EXERCISE OBJECTIVE = Give all of the records again precisely, excluding whatever pictures they contain.
##### TASK DATA #####
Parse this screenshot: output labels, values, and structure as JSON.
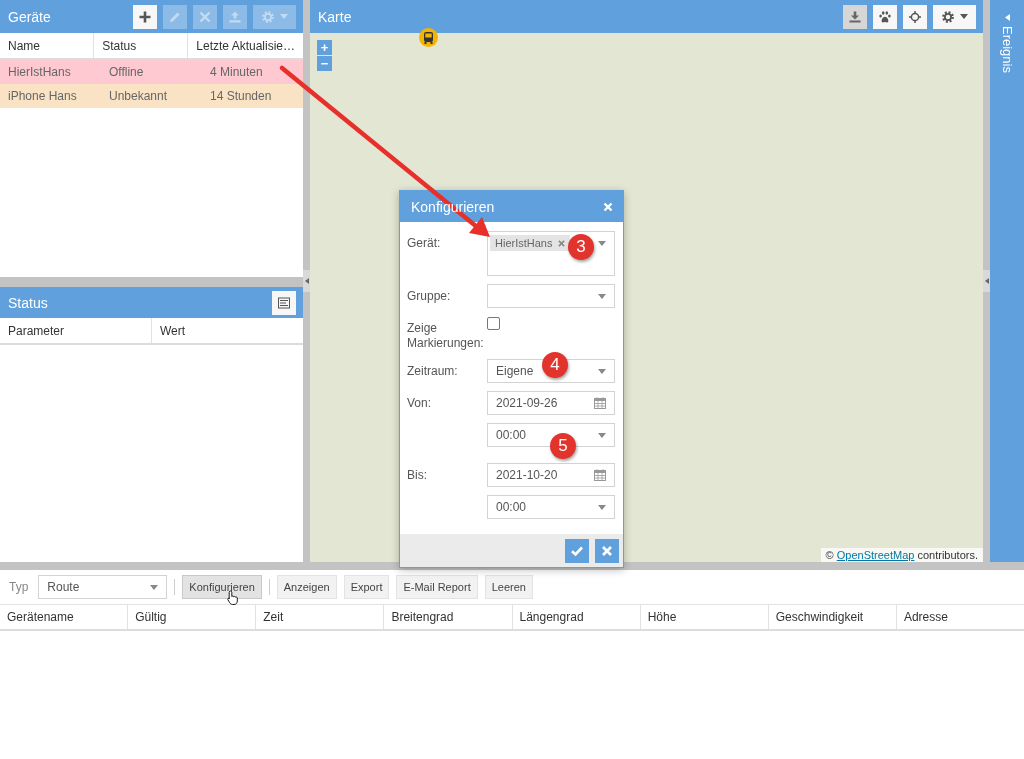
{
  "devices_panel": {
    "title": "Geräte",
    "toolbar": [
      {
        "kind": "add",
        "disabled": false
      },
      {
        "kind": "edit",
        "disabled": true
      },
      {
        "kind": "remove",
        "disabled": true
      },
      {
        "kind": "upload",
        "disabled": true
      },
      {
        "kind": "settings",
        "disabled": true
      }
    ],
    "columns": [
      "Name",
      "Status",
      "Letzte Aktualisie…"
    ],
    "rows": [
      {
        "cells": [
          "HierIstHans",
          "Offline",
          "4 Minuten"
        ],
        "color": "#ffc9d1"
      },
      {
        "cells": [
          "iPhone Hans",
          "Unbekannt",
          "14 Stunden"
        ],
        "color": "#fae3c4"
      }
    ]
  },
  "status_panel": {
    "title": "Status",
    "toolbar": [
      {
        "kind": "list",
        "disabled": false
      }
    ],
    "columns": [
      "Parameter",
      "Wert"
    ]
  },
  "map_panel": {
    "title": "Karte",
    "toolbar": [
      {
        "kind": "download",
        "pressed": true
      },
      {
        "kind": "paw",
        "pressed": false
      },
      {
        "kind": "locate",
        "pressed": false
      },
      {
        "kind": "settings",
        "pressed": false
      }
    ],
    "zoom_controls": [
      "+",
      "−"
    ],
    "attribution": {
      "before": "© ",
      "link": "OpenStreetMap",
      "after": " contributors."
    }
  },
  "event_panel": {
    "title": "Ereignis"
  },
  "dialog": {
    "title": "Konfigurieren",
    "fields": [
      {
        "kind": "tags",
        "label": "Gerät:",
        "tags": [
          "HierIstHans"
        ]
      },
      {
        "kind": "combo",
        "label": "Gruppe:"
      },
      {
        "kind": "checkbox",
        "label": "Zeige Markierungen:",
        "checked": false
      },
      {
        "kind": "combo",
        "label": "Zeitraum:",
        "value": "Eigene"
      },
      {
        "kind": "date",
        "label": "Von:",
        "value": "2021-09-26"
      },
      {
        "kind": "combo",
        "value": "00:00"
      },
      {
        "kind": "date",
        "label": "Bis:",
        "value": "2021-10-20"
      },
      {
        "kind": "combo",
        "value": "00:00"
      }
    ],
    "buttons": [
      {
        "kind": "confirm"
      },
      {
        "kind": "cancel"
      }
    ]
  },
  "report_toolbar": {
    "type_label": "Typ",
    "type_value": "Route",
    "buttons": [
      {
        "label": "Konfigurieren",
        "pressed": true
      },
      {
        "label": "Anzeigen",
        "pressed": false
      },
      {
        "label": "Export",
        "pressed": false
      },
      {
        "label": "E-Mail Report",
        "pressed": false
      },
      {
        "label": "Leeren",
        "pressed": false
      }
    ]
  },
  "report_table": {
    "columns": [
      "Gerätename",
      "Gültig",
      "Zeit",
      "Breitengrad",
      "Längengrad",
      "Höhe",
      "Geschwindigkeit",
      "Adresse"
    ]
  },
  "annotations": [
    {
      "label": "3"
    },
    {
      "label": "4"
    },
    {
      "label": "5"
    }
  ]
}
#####
RESPONSE TO THIS TASK =
Parse this screenshot: output labels, values, and structure as JSON.
{
  "devices_panel": {
    "title": "Geräte",
    "toolbar": [
      {
        "kind": "add",
        "disabled": false
      },
      {
        "kind": "edit",
        "disabled": true
      },
      {
        "kind": "remove",
        "disabled": true
      },
      {
        "kind": "upload",
        "disabled": true
      },
      {
        "kind": "settings",
        "disabled": true
      }
    ],
    "columns": [
      "Name",
      "Status",
      "Letzte Aktualisie…"
    ],
    "rows": [
      {
        "cells": [
          "HierIstHans",
          "Offline",
          "4 Minuten"
        ],
        "color": "#ffc9d1"
      },
      {
        "cells": [
          "iPhone Hans",
          "Unbekannt",
          "14 Stunden"
        ],
        "color": "#fae3c4"
      }
    ]
  },
  "status_panel": {
    "title": "Status",
    "toolbar": [
      {
        "kind": "list",
        "disabled": false
      }
    ],
    "columns": [
      "Parameter",
      "Wert"
    ]
  },
  "map_panel": {
    "title": "Karte",
    "toolbar": [
      {
        "kind": "download",
        "pressed": true
      },
      {
        "kind": "paw",
        "pressed": false
      },
      {
        "kind": "locate",
        "pressed": false
      },
      {
        "kind": "settings",
        "pressed": false
      }
    ],
    "zoom_controls": [
      "+",
      "−"
    ],
    "attribution": {
      "before": "© ",
      "link": "OpenStreetMap",
      "after": " contributors."
    }
  },
  "event_panel": {
    "title": "Ereignis"
  },
  "dialog": {
    "title": "Konfigurieren",
    "fields": [
      {
        "kind": "tags",
        "label": "Gerät:",
        "tags": [
          "HierIstHans"
        ]
      },
      {
        "kind": "combo",
        "label": "Gruppe:"
      },
      {
        "kind": "checkbox",
        "label": "Zeige Markierungen:",
        "checked": false
      },
      {
        "kind": "combo",
        "label": "Zeitraum:",
        "value": "Eigene"
      },
      {
        "kind": "date",
        "label": "Von:",
        "value": "2021-09-26"
      },
      {
        "kind": "combo",
        "value": "00:00"
      },
      {
        "kind": "date",
        "label": "Bis:",
        "value": "2021-10-20"
      },
      {
        "kind": "combo",
        "value": "00:00"
      }
    ],
    "buttons": [
      {
        "kind": "confirm"
      },
      {
        "kind": "cancel"
      }
    ]
  },
  "report_toolbar": {
    "type_label": "Typ",
    "type_value": "Route",
    "buttons": [
      {
        "label": "Konfigurieren",
        "pressed": true
      },
      {
        "label": "Anzeigen",
        "pressed": false
      },
      {
        "label": "Export",
        "pressed": false
      },
      {
        "label": "E-Mail Report",
        "pressed": false
      },
      {
        "label": "Leeren",
        "pressed": false
      }
    ]
  },
  "report_table": {
    "columns": [
      "Gerätename",
      "Gültig",
      "Zeit",
      "Breitengrad",
      "Längengrad",
      "Höhe",
      "Geschwindigkeit",
      "Adresse"
    ]
  },
  "annotations": [
    {
      "label": "3"
    },
    {
      "label": "4"
    },
    {
      "label": "5"
    }
  ]
}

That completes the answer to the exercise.